## What to do
Filter the data below, keeping only lines that contain "iAgua".
[Start of Attachment]
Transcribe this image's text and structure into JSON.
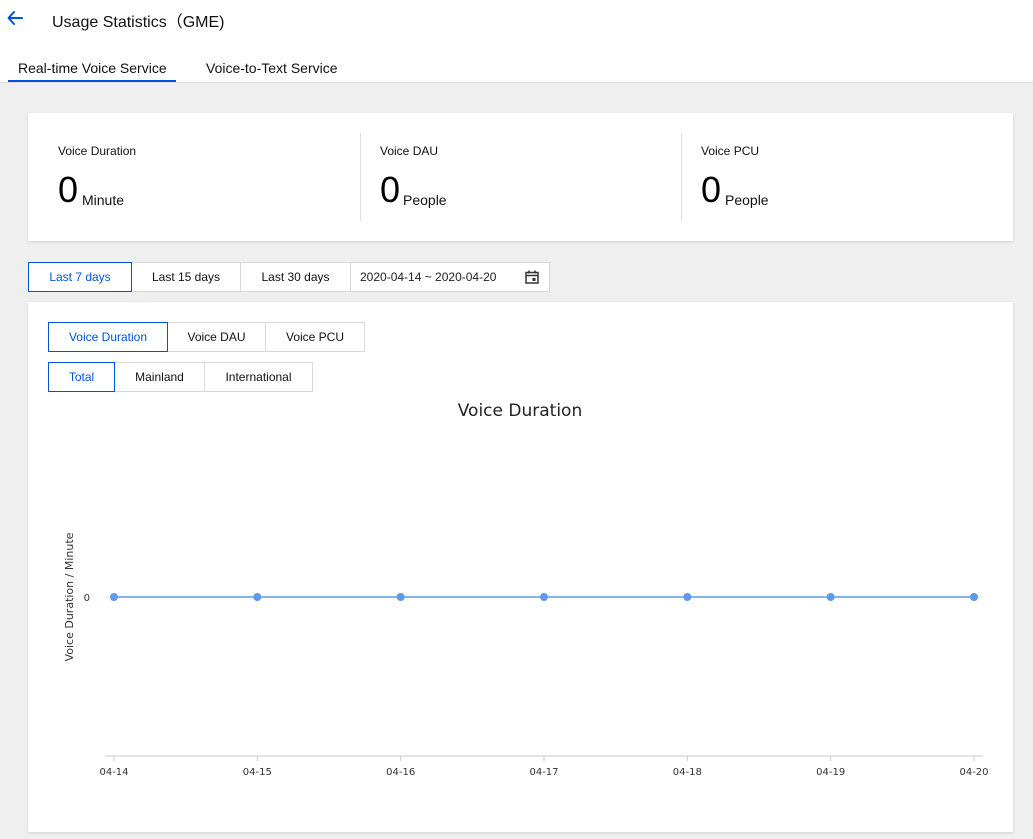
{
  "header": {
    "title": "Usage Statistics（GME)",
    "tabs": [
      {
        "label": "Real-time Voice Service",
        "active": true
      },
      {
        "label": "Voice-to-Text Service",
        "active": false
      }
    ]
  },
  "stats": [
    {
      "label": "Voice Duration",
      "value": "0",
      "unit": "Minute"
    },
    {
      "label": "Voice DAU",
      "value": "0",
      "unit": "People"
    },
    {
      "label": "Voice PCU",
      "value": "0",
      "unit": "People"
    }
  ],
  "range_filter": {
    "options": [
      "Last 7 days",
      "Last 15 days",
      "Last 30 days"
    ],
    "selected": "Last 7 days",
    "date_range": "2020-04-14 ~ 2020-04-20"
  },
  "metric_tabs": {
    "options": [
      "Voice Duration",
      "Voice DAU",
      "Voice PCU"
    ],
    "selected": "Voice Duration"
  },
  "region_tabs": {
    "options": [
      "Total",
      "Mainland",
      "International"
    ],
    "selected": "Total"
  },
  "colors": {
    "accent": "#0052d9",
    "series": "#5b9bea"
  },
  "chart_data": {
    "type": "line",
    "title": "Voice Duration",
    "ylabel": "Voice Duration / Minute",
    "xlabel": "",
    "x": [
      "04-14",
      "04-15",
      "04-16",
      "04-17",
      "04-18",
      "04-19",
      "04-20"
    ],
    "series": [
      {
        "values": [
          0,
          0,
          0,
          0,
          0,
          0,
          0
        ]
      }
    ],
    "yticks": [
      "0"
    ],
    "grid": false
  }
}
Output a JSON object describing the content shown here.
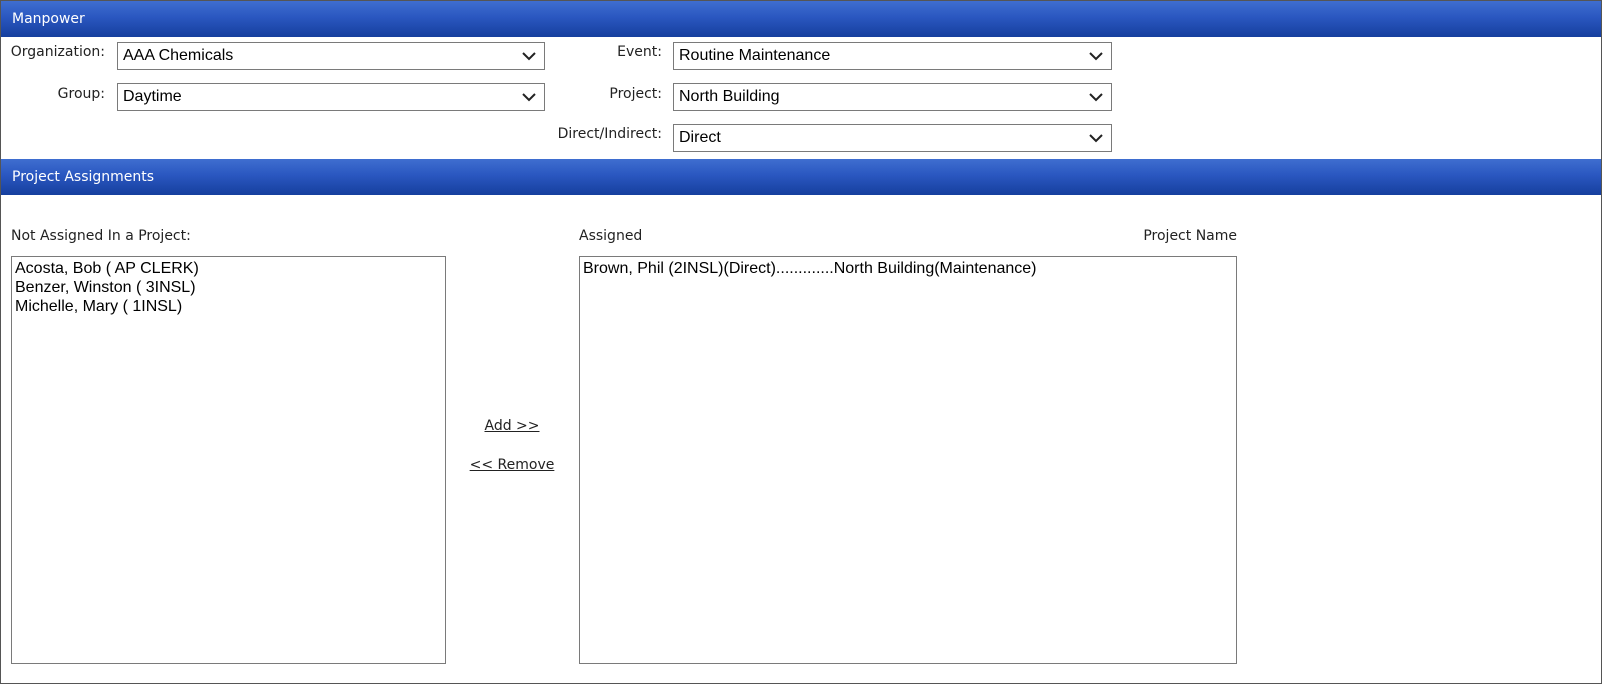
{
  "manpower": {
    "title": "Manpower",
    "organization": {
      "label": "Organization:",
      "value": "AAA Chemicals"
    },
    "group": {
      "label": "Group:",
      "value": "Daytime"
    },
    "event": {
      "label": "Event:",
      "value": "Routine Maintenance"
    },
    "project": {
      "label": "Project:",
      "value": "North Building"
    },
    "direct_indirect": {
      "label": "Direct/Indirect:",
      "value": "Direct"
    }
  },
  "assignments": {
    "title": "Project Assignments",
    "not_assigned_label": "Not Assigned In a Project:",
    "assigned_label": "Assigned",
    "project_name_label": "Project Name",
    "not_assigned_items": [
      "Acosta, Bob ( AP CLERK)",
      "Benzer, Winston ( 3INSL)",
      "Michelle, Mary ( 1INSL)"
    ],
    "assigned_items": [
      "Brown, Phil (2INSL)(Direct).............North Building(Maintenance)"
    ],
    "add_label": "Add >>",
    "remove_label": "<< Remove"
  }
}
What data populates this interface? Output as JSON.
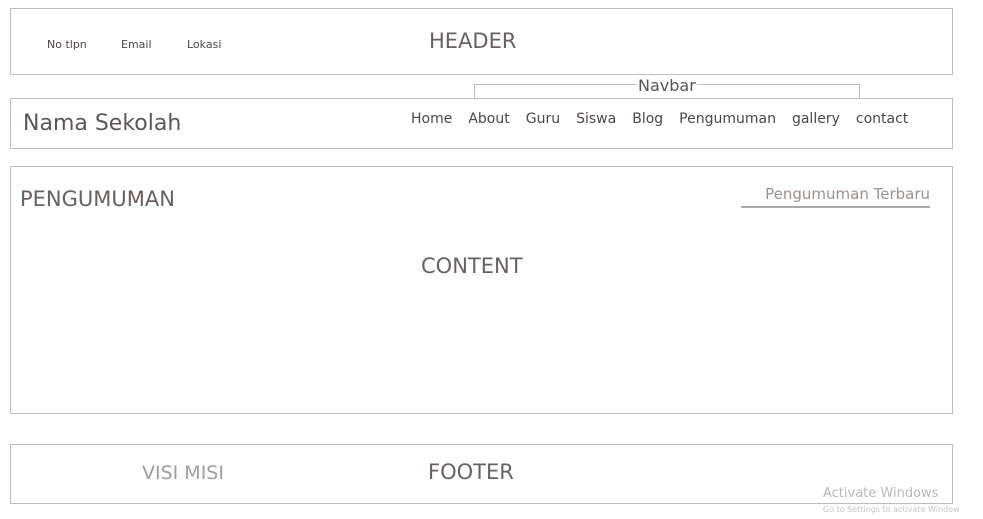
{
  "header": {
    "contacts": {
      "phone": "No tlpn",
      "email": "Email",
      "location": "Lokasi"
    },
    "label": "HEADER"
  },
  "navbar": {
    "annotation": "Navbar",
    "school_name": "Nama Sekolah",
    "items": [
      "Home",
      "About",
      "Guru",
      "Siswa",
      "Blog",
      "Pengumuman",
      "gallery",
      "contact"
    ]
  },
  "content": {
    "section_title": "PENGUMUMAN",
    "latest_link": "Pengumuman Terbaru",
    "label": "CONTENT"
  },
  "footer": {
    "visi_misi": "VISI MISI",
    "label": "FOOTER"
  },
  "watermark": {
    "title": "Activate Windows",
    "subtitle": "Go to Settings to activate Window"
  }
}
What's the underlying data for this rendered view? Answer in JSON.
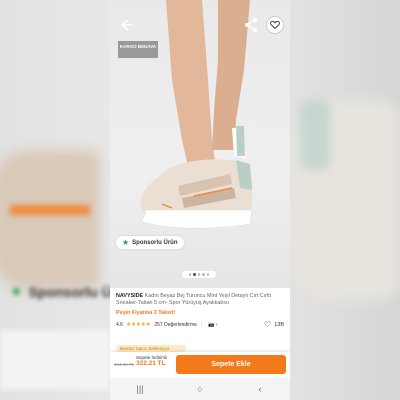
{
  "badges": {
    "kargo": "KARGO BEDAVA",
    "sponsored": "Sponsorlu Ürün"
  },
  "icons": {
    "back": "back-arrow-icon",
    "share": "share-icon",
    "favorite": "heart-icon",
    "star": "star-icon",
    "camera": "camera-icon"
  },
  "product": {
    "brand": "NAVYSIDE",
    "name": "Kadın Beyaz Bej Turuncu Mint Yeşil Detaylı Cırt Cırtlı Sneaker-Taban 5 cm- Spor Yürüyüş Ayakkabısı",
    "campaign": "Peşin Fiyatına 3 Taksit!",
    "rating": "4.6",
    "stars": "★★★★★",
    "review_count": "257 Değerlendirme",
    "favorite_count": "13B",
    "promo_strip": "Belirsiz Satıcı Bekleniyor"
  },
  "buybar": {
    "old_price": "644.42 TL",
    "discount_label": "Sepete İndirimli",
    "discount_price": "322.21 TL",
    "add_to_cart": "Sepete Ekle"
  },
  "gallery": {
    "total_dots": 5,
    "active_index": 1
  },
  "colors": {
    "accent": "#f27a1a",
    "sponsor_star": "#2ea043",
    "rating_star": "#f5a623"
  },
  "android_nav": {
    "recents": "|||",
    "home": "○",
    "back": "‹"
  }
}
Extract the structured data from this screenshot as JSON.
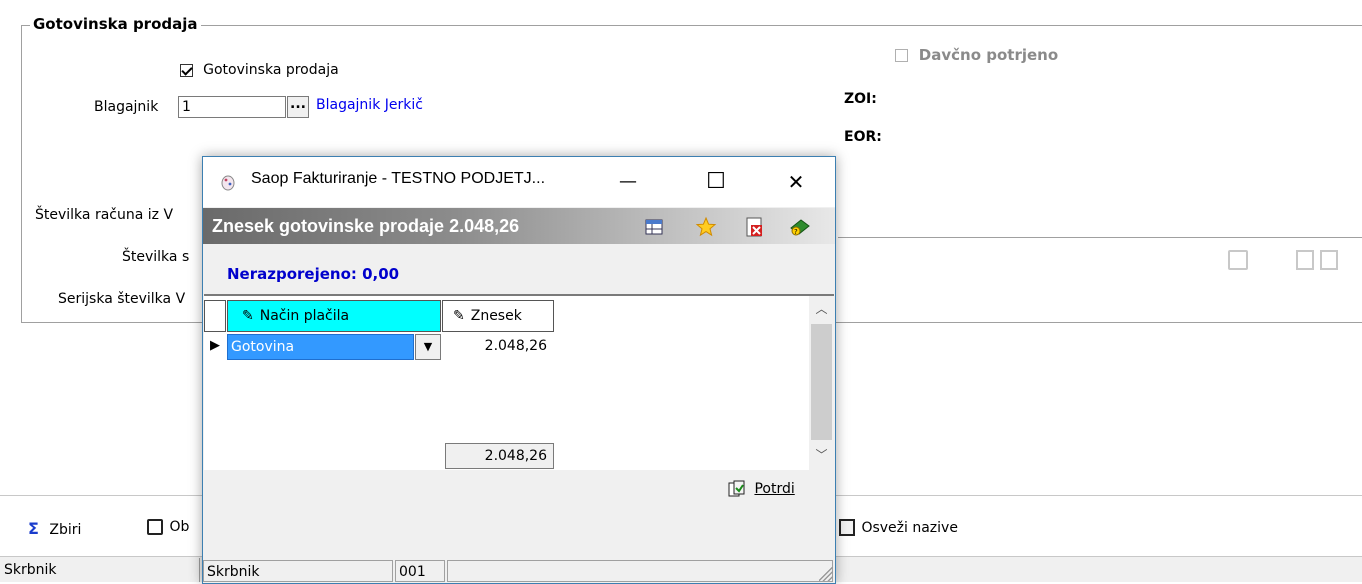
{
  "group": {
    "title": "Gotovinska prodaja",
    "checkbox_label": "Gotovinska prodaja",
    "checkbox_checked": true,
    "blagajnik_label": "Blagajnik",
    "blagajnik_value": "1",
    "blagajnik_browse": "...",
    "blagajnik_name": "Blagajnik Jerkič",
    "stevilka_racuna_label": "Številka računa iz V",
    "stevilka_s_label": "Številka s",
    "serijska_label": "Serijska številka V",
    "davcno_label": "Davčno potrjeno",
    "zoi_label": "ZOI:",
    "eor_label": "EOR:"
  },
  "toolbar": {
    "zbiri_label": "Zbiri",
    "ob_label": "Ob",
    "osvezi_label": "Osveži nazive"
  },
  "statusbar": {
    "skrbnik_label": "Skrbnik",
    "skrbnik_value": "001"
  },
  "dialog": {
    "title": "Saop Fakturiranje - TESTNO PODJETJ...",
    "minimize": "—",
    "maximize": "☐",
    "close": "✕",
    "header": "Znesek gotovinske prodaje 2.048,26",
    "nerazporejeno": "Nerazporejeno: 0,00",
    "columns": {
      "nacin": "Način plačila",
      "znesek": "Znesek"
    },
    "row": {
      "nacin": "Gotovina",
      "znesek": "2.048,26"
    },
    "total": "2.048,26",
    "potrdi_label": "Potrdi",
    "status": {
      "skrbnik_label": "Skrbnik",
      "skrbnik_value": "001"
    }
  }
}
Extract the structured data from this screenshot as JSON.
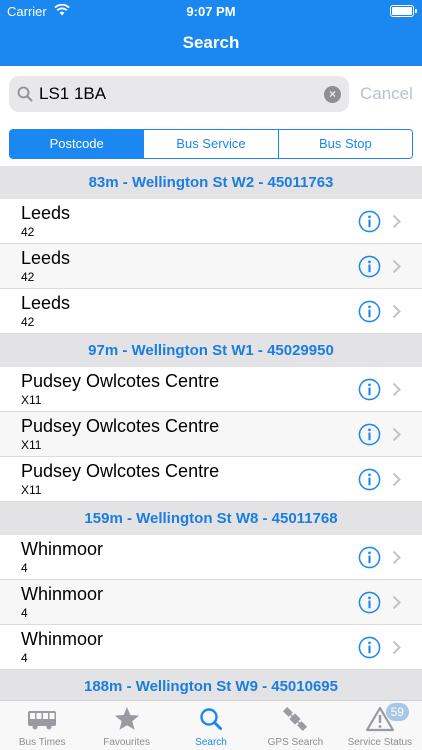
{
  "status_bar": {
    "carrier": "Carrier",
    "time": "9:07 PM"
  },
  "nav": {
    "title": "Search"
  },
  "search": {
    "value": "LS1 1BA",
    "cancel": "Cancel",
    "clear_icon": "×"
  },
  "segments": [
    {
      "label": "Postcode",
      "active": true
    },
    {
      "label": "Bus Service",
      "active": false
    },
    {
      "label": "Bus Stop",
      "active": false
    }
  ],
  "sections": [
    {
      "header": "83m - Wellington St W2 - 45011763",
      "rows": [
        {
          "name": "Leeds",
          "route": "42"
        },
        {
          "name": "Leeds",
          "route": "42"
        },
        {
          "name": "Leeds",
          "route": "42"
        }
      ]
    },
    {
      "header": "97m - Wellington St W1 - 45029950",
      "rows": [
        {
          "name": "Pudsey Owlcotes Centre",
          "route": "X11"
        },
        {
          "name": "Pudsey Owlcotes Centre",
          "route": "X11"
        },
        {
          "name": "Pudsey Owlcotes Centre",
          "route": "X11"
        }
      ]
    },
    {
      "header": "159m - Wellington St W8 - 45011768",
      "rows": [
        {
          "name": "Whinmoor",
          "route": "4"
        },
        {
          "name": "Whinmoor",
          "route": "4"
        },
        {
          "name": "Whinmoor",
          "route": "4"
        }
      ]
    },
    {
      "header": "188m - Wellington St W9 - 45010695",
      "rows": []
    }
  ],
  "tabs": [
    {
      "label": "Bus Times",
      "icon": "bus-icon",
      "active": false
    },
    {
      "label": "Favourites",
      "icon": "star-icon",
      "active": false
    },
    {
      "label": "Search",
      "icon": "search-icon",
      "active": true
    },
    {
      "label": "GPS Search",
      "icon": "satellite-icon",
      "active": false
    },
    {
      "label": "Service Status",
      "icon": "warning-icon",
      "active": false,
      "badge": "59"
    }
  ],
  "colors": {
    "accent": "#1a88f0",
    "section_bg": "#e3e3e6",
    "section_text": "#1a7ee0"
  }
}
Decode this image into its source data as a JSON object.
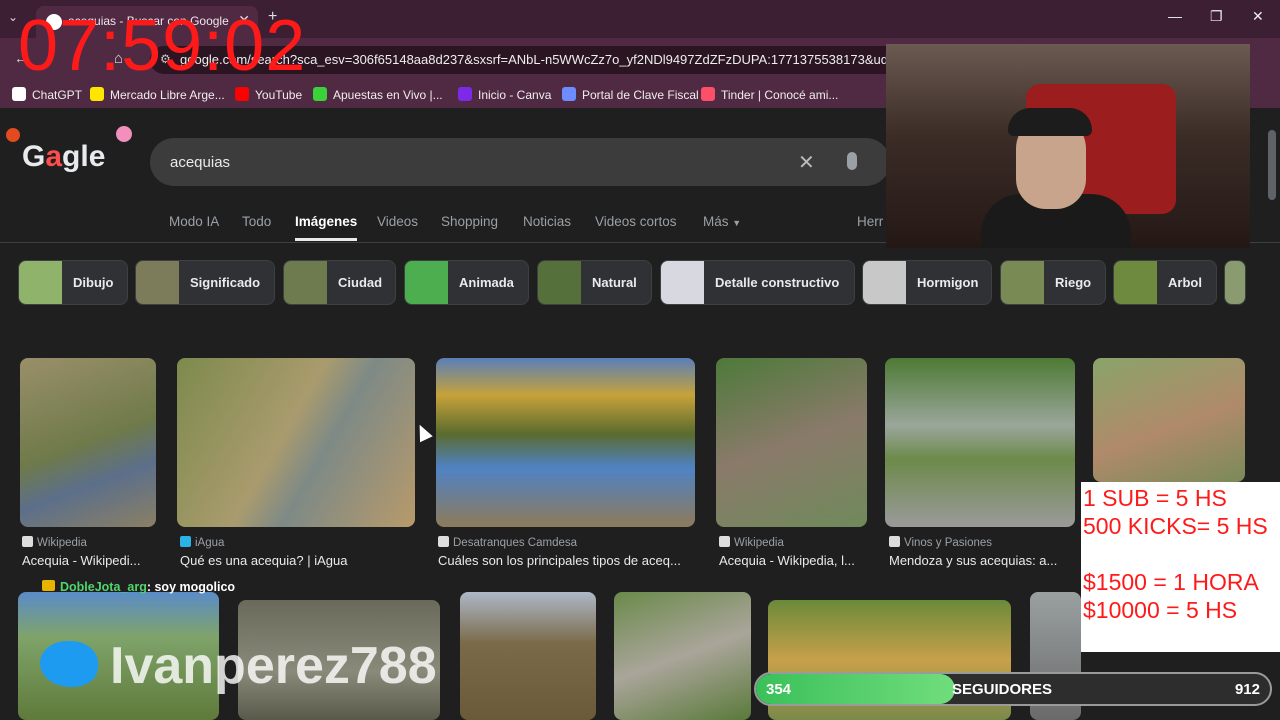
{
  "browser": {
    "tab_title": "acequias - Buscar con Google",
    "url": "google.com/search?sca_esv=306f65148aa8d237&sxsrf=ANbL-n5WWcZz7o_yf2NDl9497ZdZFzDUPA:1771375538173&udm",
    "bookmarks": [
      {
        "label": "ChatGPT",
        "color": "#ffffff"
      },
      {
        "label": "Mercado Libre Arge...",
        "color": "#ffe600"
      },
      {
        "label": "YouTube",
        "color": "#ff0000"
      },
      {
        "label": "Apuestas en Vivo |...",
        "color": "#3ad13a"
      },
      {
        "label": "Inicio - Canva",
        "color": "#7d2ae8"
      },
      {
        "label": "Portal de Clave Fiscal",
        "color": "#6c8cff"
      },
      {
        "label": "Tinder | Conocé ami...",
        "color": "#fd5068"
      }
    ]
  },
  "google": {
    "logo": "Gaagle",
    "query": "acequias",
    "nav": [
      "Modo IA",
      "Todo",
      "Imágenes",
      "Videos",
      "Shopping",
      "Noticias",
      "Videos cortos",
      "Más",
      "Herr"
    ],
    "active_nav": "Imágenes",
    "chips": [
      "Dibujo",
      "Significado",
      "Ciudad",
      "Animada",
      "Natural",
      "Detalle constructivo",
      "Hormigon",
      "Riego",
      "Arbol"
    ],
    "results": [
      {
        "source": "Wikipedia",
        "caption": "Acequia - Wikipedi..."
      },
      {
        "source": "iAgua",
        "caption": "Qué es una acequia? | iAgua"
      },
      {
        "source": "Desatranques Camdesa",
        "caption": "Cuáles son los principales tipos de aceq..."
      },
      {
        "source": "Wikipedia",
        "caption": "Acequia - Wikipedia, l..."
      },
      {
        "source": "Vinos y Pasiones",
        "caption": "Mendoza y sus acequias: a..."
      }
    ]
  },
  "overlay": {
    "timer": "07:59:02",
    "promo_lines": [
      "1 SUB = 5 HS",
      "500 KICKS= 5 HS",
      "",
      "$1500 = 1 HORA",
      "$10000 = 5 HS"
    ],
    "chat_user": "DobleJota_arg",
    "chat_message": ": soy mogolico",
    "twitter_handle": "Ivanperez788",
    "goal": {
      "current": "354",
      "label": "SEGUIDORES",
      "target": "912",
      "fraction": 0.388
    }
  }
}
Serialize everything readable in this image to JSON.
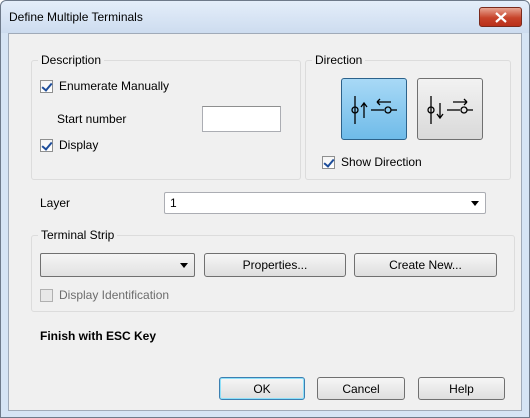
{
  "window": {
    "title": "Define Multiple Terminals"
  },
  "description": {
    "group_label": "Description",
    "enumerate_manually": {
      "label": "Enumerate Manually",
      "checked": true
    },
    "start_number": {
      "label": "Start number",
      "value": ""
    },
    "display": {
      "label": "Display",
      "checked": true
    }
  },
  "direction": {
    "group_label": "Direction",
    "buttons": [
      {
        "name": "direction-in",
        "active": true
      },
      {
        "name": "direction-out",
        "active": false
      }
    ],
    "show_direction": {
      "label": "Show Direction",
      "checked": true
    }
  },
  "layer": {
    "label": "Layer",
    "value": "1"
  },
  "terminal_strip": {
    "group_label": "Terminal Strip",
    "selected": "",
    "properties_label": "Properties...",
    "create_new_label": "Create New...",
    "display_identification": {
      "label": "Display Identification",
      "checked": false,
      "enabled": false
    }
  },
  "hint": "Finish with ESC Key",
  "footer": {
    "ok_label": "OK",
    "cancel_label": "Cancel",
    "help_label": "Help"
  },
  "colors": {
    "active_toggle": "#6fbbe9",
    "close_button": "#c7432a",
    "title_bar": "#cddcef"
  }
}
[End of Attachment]
## Answer for this exercise
        "source": "iAgua",
        "caption": "Qué es una acequia? | iAgua"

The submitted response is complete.